• **SUPPLIED RECORDS**
□ □ □

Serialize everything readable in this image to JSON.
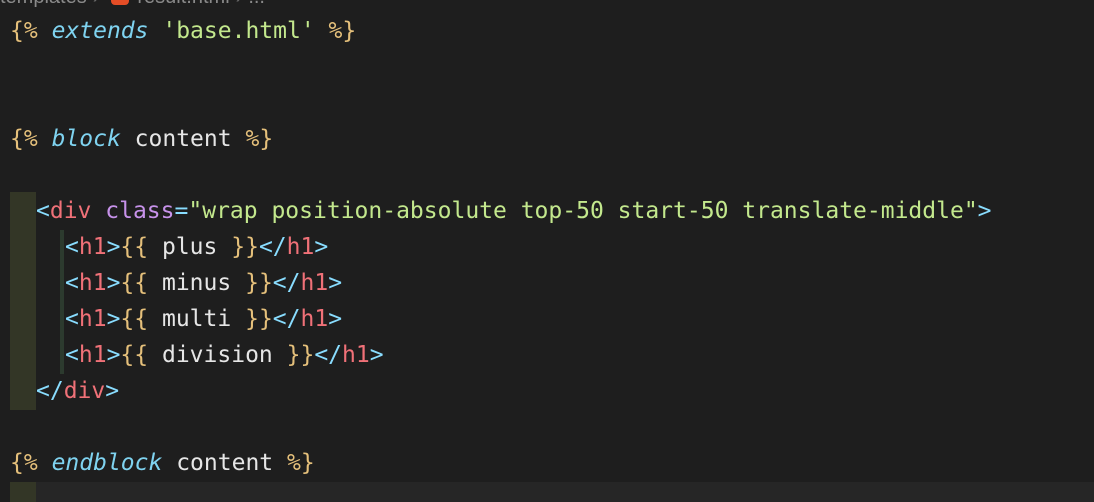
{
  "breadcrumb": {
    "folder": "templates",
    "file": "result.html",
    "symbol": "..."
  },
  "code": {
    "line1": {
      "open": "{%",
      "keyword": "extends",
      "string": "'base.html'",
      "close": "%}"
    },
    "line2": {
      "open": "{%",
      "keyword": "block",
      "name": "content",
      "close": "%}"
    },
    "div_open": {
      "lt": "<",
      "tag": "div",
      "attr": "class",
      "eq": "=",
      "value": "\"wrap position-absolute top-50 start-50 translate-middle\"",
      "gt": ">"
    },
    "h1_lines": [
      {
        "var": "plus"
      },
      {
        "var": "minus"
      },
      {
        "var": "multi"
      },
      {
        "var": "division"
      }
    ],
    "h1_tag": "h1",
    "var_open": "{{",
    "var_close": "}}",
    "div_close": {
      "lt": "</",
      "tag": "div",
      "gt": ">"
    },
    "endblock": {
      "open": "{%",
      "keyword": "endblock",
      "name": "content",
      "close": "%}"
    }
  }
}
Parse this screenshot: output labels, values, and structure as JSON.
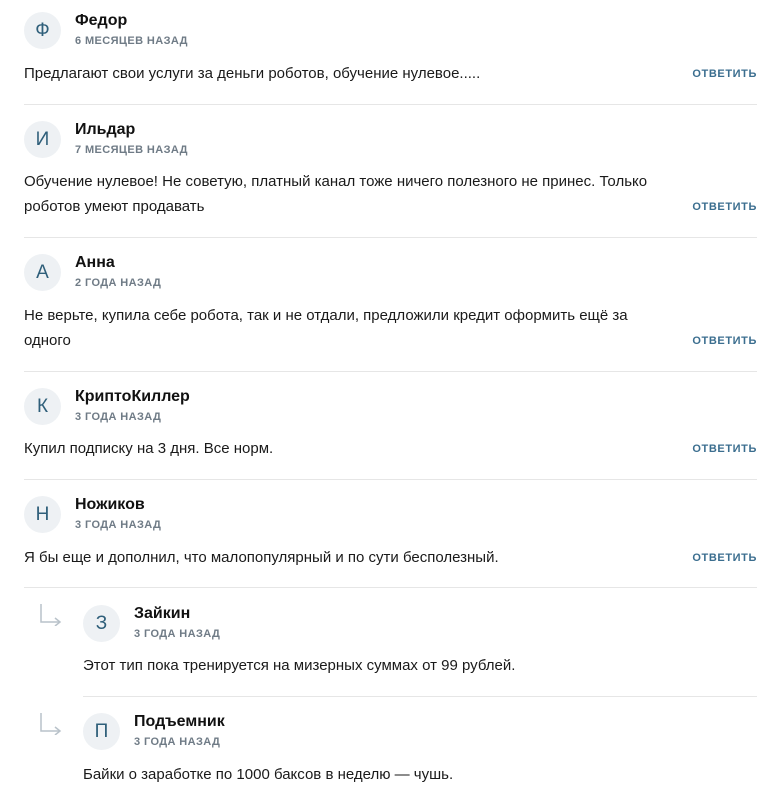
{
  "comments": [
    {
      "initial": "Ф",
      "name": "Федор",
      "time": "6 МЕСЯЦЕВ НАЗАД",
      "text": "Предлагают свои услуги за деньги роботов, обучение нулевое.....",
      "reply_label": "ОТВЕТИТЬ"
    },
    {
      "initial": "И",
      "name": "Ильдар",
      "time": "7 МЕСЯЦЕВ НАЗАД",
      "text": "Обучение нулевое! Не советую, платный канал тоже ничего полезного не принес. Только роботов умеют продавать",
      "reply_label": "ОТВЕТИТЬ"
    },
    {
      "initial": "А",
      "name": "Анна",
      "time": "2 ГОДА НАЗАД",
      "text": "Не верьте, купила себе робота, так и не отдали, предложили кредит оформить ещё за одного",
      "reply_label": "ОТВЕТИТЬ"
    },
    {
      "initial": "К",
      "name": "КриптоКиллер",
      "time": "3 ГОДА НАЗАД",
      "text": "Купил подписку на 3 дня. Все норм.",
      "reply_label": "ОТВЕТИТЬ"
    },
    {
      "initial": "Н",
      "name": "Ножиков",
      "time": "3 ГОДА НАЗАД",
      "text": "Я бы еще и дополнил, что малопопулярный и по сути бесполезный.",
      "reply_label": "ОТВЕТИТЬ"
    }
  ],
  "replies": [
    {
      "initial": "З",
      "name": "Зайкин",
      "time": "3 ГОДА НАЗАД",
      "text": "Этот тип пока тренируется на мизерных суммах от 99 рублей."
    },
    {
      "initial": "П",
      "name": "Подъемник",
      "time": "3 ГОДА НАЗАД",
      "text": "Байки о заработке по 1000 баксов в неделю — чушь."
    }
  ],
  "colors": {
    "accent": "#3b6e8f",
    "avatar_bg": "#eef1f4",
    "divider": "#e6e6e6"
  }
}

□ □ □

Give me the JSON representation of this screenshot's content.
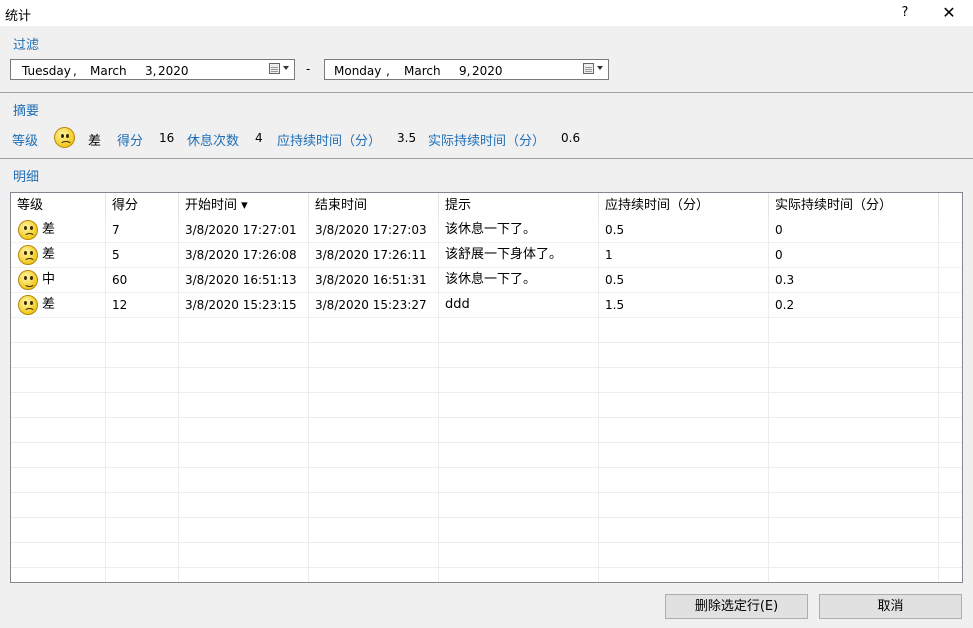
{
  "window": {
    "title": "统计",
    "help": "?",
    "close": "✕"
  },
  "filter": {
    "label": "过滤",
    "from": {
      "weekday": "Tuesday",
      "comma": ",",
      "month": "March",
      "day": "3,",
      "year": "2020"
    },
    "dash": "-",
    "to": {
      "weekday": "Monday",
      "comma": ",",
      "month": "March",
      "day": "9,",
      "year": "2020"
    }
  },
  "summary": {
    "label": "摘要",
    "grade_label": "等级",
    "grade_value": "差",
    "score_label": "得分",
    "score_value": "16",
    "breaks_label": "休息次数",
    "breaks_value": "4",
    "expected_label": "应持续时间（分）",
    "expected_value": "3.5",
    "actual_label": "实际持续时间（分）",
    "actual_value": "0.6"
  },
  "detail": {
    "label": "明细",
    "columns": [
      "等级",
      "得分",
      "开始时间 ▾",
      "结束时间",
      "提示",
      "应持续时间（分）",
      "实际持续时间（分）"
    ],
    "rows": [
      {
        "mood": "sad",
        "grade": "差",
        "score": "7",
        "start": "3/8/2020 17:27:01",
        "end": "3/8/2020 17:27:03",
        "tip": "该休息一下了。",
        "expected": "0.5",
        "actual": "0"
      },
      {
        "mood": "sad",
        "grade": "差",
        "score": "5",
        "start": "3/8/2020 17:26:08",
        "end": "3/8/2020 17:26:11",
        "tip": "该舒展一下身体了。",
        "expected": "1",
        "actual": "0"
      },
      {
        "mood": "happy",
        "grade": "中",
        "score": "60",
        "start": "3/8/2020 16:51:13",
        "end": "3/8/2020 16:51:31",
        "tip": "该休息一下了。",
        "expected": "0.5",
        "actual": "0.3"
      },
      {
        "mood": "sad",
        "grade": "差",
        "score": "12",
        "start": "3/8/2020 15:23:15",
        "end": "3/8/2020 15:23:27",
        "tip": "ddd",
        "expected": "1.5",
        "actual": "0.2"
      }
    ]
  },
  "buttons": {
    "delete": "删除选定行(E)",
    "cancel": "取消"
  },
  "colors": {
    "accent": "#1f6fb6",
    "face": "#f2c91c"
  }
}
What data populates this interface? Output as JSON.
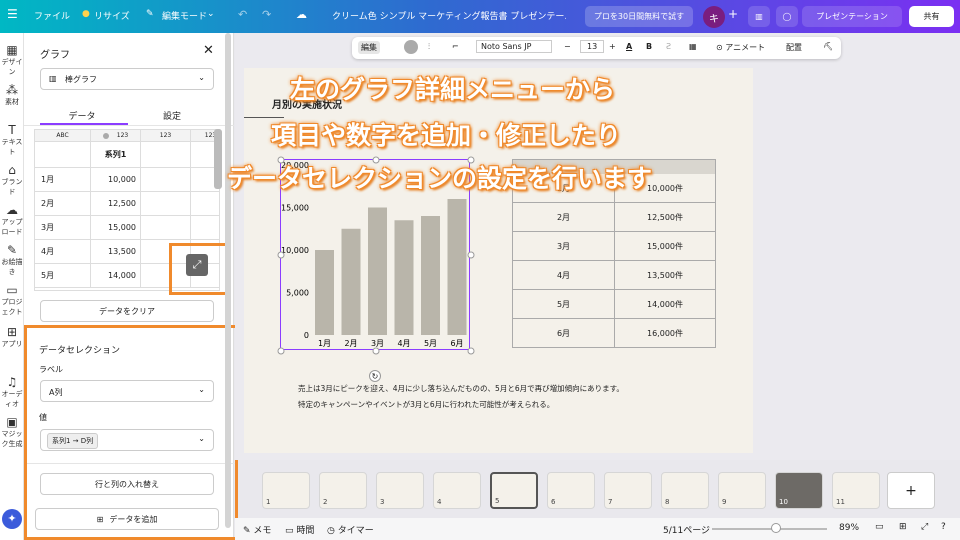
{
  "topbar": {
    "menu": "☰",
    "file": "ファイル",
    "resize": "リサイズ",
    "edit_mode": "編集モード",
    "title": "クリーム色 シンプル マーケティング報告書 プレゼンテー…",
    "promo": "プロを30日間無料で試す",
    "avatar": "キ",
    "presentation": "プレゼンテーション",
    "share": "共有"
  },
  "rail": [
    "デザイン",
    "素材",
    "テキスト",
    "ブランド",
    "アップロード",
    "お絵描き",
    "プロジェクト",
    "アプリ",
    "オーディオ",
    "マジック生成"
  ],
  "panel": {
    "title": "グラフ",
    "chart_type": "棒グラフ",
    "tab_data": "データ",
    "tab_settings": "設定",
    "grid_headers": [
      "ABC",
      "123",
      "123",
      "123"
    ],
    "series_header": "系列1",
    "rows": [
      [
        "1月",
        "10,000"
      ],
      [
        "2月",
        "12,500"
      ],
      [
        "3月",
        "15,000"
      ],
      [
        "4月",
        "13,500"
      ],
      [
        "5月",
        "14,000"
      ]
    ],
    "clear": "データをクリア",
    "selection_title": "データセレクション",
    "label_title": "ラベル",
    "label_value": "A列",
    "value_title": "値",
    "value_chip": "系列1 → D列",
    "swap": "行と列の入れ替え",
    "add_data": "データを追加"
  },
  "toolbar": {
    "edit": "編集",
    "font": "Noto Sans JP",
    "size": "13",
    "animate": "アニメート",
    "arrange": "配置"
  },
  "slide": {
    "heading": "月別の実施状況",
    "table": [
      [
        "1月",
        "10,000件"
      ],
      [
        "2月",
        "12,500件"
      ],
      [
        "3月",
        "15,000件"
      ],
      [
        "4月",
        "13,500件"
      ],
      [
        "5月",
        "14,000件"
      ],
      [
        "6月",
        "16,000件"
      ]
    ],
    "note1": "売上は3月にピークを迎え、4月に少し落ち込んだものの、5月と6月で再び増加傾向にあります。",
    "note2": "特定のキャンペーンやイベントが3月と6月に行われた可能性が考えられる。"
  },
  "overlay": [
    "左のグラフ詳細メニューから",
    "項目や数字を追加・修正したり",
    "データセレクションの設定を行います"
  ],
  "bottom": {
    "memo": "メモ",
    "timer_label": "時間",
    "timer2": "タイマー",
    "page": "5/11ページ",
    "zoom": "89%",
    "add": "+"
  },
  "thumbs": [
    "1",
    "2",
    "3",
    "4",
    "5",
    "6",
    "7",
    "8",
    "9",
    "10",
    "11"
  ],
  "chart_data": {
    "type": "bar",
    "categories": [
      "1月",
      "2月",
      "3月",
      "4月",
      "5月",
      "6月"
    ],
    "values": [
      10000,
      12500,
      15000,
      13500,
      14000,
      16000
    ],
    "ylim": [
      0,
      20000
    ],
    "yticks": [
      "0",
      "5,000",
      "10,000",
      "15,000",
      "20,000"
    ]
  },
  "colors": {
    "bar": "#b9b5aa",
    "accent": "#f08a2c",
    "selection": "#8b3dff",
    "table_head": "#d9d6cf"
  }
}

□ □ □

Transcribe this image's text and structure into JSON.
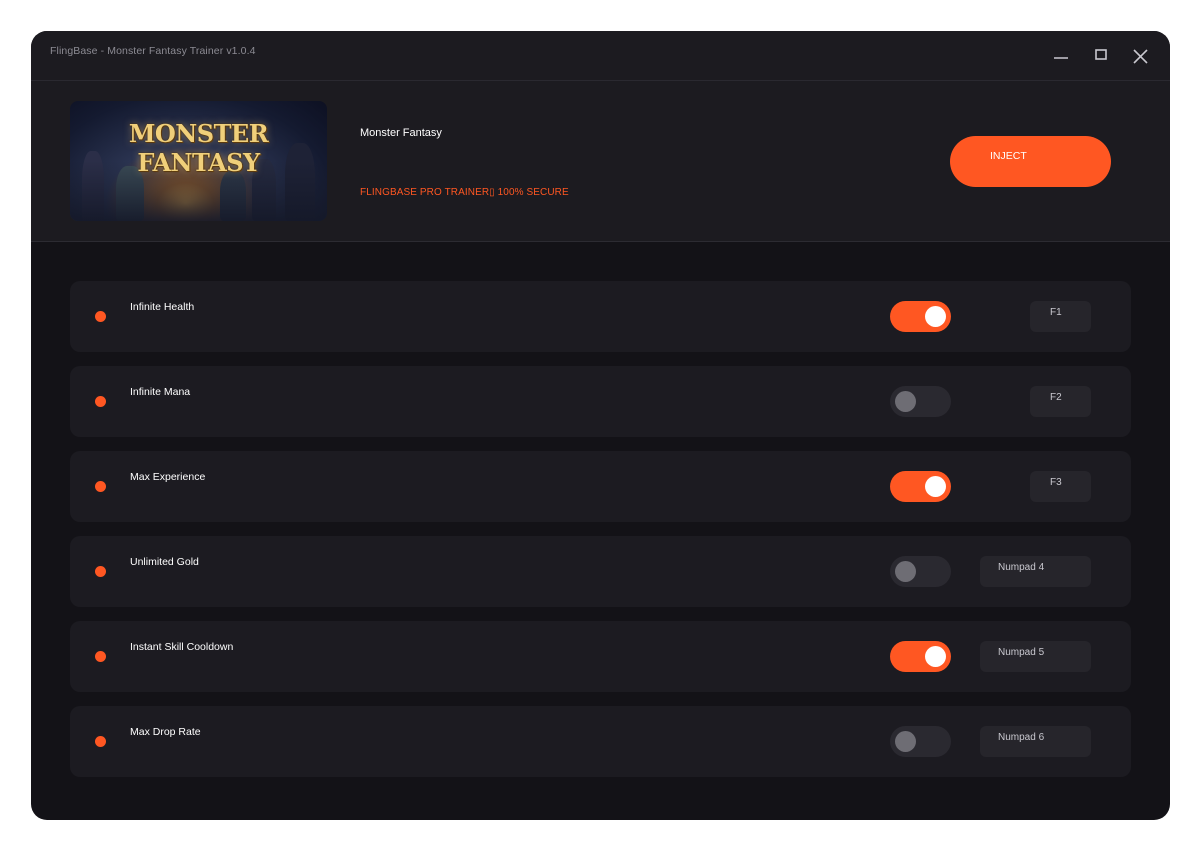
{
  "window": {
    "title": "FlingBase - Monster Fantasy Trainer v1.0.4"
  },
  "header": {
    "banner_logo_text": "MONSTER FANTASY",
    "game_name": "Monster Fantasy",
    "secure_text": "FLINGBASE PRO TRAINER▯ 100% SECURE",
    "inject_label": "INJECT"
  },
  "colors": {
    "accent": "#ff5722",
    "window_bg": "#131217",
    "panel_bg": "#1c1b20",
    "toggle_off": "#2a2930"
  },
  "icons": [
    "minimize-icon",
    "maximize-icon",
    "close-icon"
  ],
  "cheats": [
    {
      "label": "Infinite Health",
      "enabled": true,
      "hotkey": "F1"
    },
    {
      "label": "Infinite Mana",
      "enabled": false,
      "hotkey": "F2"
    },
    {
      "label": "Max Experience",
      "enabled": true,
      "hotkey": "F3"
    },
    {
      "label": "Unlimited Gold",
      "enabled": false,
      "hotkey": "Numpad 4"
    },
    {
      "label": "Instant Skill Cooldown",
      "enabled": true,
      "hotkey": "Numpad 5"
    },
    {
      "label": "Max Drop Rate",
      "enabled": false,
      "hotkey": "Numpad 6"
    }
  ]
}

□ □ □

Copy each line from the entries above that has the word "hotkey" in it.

• **RESPONSE**
      "hotkey": "F1"
      "hotkey": "F2"
      "hotkey": "F3"
      "hotkey": "Numpad 4"
      "hotkey": "Numpad 5"
      "hotkey": "Numpad 6"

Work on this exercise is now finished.